NORMAN — A Cleveland County assistant district attorney is being awarded the “Excellence in Action Against Domestic Violence Prosecutor of the Year” award this week.
Prosecutor Allie Spears will be recognized Thursday, Oklahoma’s “Wear Purple” day for Domestic Violence Awareness Month, at the State Capitol. The awards ceremony will be at 1:30 p.m. in the Governor’s Blue Room.
“It’s a challenge prosecuting domestic violence, so it’s definitely an honor to be recognized for the work,” Spears said. “It’s a challenge, but it’s something I enjoy every day and I’m glad to be assigned this docket.”
Spears said while she was studying for her undergraduate degree in social work, she worked with the Women’s Resource Center, which is what got her interested in taking domestic violence cases.
The Tulsa native attended the University of Oklahoma for her undergraduate degree and law school. During her third year of studying law, she became an intern at the district attorney’s office and has been fully employed there for two years.
“I feel as though with prosecuting domestic violence, it’s something I definitely could not do alone; it’s a team approach,” she said.
Spears attributes the team effort to law enforcement, the Women’s Resource Center, coworkers and District Attorney Greg Mashburn.
Spears said Mashburn and her coworkers are always available to help her with decisions in cases.
Law enforcement also does a great job responding to domestic violence calls, collecting as much evidence as they can (since the DA’s office does a lot of evidence-based prosecution) and they work really well with victims and follow up with them, Spears said.
The Women’s Resource Center helps victims of domestic violence, too, whether it’s helping them find a place to stay or finding them counseling, she said.
“They help make my job easier,” Spears said. “It’s definitely a group effort.”
Spears also is part of Norman’s Coordinated Community Response Team that partners with all of the law enforcement agencies in the county, Women’s Resource Center, probation officers, OU Outreach, a ministerial alliance group and an offenders council.
“It’s a way for us all to get together and tackle all the issues of domestic violence in the community,” she said.
The group discusses issues and collaborates as a team, also looking at which areas in the community may need more information about domestic violence.
Mashburn said Spears received a lot of praise after presenting at a meeting with other CCR Teams and provided a lot of useful information.
“She was overwhelmingly one of the best speakers there,” Mashburn said someone told him after the meeting. “She did a fantastic job.”
Mashburn said Spears was nominated for the award by several coworkers, and the recognition is not only for her day-to-day case work but also for the work she has done with the community response team, providing information to other offices and communities across the state.

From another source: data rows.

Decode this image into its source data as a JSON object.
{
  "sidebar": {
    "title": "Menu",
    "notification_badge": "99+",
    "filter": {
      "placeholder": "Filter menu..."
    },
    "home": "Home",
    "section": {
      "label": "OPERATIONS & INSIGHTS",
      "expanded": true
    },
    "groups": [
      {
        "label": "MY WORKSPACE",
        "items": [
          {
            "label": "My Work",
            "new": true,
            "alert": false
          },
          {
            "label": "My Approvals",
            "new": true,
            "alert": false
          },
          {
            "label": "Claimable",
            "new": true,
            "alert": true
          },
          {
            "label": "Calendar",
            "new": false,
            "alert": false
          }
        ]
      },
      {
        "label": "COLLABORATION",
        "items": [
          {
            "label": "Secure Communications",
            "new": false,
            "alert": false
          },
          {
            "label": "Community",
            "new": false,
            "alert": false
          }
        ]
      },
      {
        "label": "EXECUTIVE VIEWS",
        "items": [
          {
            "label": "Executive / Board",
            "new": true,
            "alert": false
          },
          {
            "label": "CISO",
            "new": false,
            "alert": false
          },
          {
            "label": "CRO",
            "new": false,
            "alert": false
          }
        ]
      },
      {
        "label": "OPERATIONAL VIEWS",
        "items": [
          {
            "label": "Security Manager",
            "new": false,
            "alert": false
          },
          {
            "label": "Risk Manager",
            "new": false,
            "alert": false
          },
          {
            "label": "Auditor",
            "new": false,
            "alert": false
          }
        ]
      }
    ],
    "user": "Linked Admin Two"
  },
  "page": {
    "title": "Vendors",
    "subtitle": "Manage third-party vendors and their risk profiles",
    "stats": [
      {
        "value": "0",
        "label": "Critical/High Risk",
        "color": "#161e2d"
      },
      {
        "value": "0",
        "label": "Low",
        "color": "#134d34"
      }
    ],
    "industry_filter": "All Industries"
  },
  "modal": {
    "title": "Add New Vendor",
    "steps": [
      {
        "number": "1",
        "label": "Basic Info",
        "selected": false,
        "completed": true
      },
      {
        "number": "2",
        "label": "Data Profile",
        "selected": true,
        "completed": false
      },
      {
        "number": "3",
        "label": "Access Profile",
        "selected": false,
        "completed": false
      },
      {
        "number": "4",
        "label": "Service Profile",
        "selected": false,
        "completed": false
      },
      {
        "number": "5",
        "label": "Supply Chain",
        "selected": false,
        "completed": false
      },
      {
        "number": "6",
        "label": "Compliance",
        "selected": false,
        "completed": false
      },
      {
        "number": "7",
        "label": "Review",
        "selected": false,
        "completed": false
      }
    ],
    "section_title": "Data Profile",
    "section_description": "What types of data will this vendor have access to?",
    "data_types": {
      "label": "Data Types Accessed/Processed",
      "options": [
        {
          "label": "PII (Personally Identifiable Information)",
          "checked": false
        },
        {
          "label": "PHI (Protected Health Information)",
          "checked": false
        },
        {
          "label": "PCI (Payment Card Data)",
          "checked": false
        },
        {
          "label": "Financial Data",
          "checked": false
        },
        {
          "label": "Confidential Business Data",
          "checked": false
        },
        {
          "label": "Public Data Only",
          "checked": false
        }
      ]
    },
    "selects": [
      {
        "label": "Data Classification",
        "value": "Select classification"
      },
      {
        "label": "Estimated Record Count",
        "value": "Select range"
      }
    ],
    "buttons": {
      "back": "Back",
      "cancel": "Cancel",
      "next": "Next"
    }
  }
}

“It’s definitely an honor. I feel like in prosecuting domestic violence, there’s always something new to learn,” Spears said. “Unfortunately, domestic violence crimes are unique where they’re not always as straight forward as other crimes.”
There are always a lot of things happening in the cases because many have family dynamics as well, she said.
“On average in the United States, a woman is abused every nine seconds, and four women are murdered by their partner every day,” the District 21 District Attorney’s website states. “Domestic violence is an escalating pattern of abuse where one partner in an intimate relationship controls the other through force, intimidation or the threat of violence.”
The awards ceremony Thursday is the first of many events scheduled this month to raise awareness about domestic violence.
Spears will serve on a panel for discussion after a free screening of the documentary “Telling Amy’s Story” at 7 p.m. Oct. 8 at Hillsdale Free Will Baptist College in Moore. The documentary follows the timeline of a woman who was murdered by her husband as she was trying to leave the abusive relationship.
Another thing the DA’s office is working on this month is a new program with Verizon Wireless to collect and distribute cell phones for victims of domestic violence.
Spears said all cell phones are required to be able to call 911 whether they have service or not, which will benefit victims if they need police assistance.
Drop-off locations are being discussed, but for now, cell phone donations can be taken to the DA’s office, which serves Cleveland, McClain and Garvin counties.